Dataset rows for apps and sites
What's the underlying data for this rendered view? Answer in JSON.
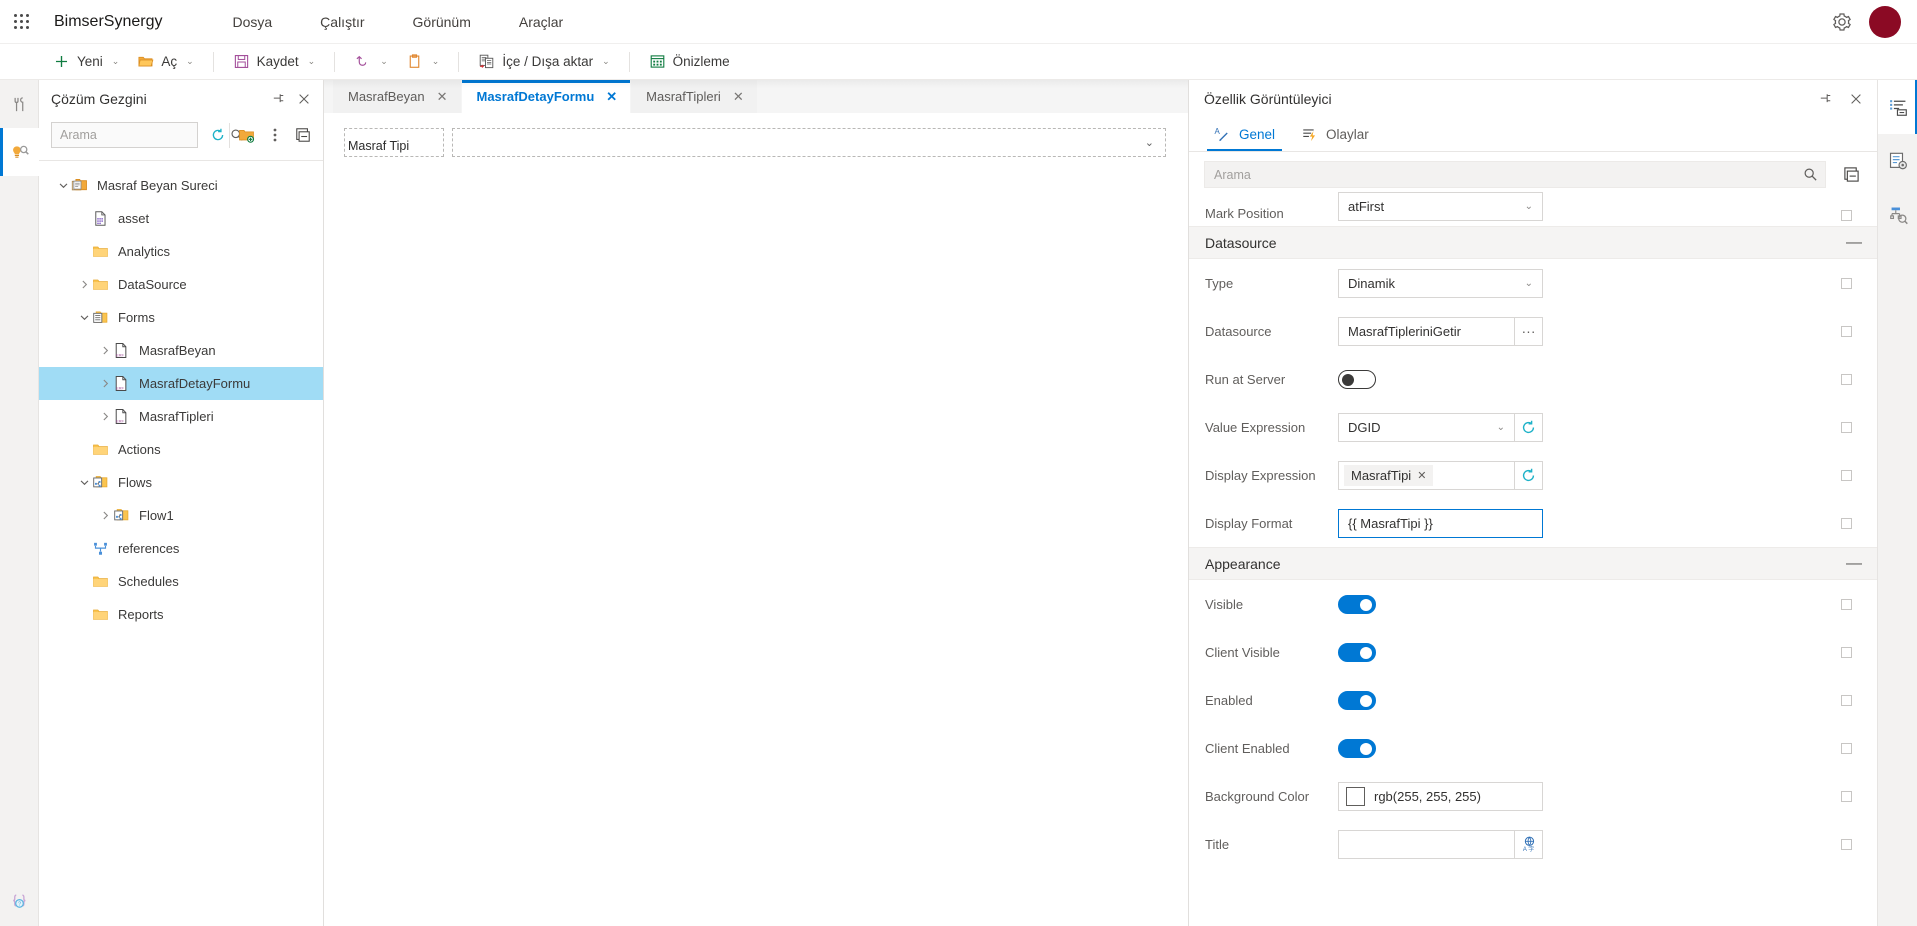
{
  "topbar": {
    "brand": "BimserSynergy",
    "menus": [
      {
        "label": "Dosya",
        "name": "menu-dosya"
      },
      {
        "label": "Çalıştır",
        "name": "menu-calistir"
      },
      {
        "label": "Görünüm",
        "name": "menu-gorunum"
      },
      {
        "label": "Araçlar",
        "name": "menu-araclar"
      }
    ],
    "settings_icon": "gear-icon",
    "avatar_color": "#8b0a24"
  },
  "ribbon": {
    "items": [
      {
        "label": "Yeni",
        "icon": "plus-icon",
        "caret": true
      },
      {
        "label": "Aç",
        "icon": "folder-open-icon",
        "caret": true
      },
      {
        "label": "Kaydet",
        "icon": "save-floppy-icon",
        "caret": true
      },
      {
        "label": "",
        "icon": "undo-icon",
        "caret": true
      },
      {
        "label": "",
        "icon": "clipboard-icon",
        "caret": true
      },
      {
        "label": "İçe / Dışa aktar",
        "icon": "import-export-icon",
        "caret": true
      },
      {
        "label": "Önizleme",
        "icon": "preview-grid-icon",
        "caret": false
      }
    ]
  },
  "left_rail": {
    "items": [
      {
        "name": "toolbox-icon",
        "active": false
      },
      {
        "name": "solution-explorer-icon",
        "active": true
      }
    ],
    "bottom": {
      "name": "code-help-icon"
    }
  },
  "explorer": {
    "title": "Çözüm Gezgini",
    "pin_icon": "pin-icon",
    "close_icon": "close-icon",
    "search": {
      "value": "",
      "placeholder": "Arama",
      "search_icon": "search-icon"
    },
    "toolbar": [
      {
        "name": "refresh-icon"
      },
      {
        "name": "new-folder-icon"
      },
      {
        "name": "more-options-icon"
      },
      {
        "name": "collapse-all-icon"
      }
    ],
    "tree": [
      {
        "label": "Masraf Beyan Sureci",
        "indent": 0,
        "twisty": "down",
        "icon": "solution-icon",
        "selected": false
      },
      {
        "label": "asset",
        "indent": 1,
        "twisty": "none",
        "icon": "asset-icon",
        "selected": false
      },
      {
        "label": "Analytics",
        "indent": 1,
        "twisty": "none",
        "icon": "folder-icon",
        "selected": false
      },
      {
        "label": "DataSource",
        "indent": 1,
        "twisty": "right",
        "icon": "folder-icon",
        "selected": false
      },
      {
        "label": "Forms",
        "indent": 1,
        "twisty": "down",
        "icon": "forms-folder-icon",
        "selected": false
      },
      {
        "label": "MasrafBeyan",
        "indent": 2,
        "twisty": "right",
        "icon": "form-file-icon",
        "selected": false
      },
      {
        "label": "MasrafDetayFormu",
        "indent": 2,
        "twisty": "right",
        "icon": "form-file-icon",
        "selected": true
      },
      {
        "label": "MasrafTipleri",
        "indent": 2,
        "twisty": "right",
        "icon": "form-file-icon",
        "selected": false
      },
      {
        "label": "Actions",
        "indent": 1,
        "twisty": "none",
        "icon": "folder-icon",
        "selected": false
      },
      {
        "label": "Flows",
        "indent": 1,
        "twisty": "down",
        "icon": "flows-folder-icon",
        "selected": false
      },
      {
        "label": "Flow1",
        "indent": 2,
        "twisty": "right",
        "icon": "flow-icon",
        "selected": false
      },
      {
        "label": "references",
        "indent": 1,
        "twisty": "none",
        "icon": "references-icon",
        "selected": false
      },
      {
        "label": "Schedules",
        "indent": 1,
        "twisty": "none",
        "icon": "folder-icon",
        "selected": false
      },
      {
        "label": "Reports",
        "indent": 1,
        "twisty": "none",
        "icon": "folder-icon",
        "selected": false
      }
    ]
  },
  "designer": {
    "tabs": [
      {
        "label": "MasrafBeyan",
        "active": false
      },
      {
        "label": "MasrafDetayFormu",
        "active": true
      },
      {
        "label": "MasrafTipleri",
        "active": false
      }
    ],
    "tab_close_glyph": "✕",
    "form": {
      "field_label": "Masraf Tipi",
      "combo_value": "",
      "combo_caret_icon": "chevron-down-icon"
    }
  },
  "properties": {
    "title": "Özellik Görüntüleyici",
    "pin_icon": "pin-icon",
    "close_icon": "close-icon",
    "tabs": [
      {
        "label": "Genel",
        "icon": "general-pencil-icon",
        "active": true
      },
      {
        "label": "Olaylar",
        "icon": "events-lightning-icon",
        "active": false
      }
    ],
    "search": {
      "value": "",
      "placeholder": "Arama",
      "search_icon": "search-icon"
    },
    "collapse_all_icon": "collapse-all-icon",
    "rows": [
      {
        "kind": "select",
        "label": "Mark Position",
        "value": "atFirst",
        "clipped": true
      },
      {
        "kind": "section",
        "label": "Datasource",
        "collapse_glyph": "—"
      },
      {
        "kind": "select",
        "label": "Type",
        "value": "Dinamik"
      },
      {
        "kind": "select-ellipsis",
        "label": "Datasource",
        "value": "MasrafTipleriniGetir",
        "button_glyph": "···"
      },
      {
        "kind": "toggle",
        "label": "Run at Server",
        "on": false
      },
      {
        "kind": "select-refresh",
        "label": "Value Expression",
        "value": "DGID",
        "button_icon": "refresh-icon"
      },
      {
        "kind": "tag-refresh",
        "label": "Display Expression",
        "tag": "MasrafTipi",
        "tag_close": "✕",
        "button_icon": "refresh-icon"
      },
      {
        "kind": "textbox",
        "label": "Display Format",
        "value": "{{ MasrafTipi }}",
        "focused": true
      },
      {
        "kind": "section",
        "label": "Appearance",
        "collapse_glyph": "—"
      },
      {
        "kind": "toggle",
        "label": "Visible",
        "on": true
      },
      {
        "kind": "toggle",
        "label": "Client Visible",
        "on": true
      },
      {
        "kind": "toggle",
        "label": "Enabled",
        "on": true
      },
      {
        "kind": "toggle",
        "label": "Client Enabled",
        "on": true
      },
      {
        "kind": "color",
        "label": "Background Color",
        "value": "rgb(255, 255, 255)",
        "swatch": "#ffffff"
      },
      {
        "kind": "title-translate",
        "label": "Title",
        "value": "",
        "button_icon": "translate-icon"
      }
    ]
  },
  "right_rail": {
    "items": [
      {
        "name": "properties-list-icon",
        "active": true
      },
      {
        "name": "settings-list-icon",
        "active": false
      },
      {
        "name": "element-inspector-icon",
        "active": false
      }
    ]
  },
  "colors": {
    "accent": "#0078d4",
    "selection": "#a0dcf5",
    "avatar": "#8b0a24",
    "toggle_on": "#0078d4"
  }
}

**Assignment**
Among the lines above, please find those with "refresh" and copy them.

**Solution to the exercise**
        "name": "refresh-icon"
        "kind": "select-refresh",
        "button_icon": "refresh-icon"
        "kind": "tag-refresh",
        "button_icon": "refresh-icon"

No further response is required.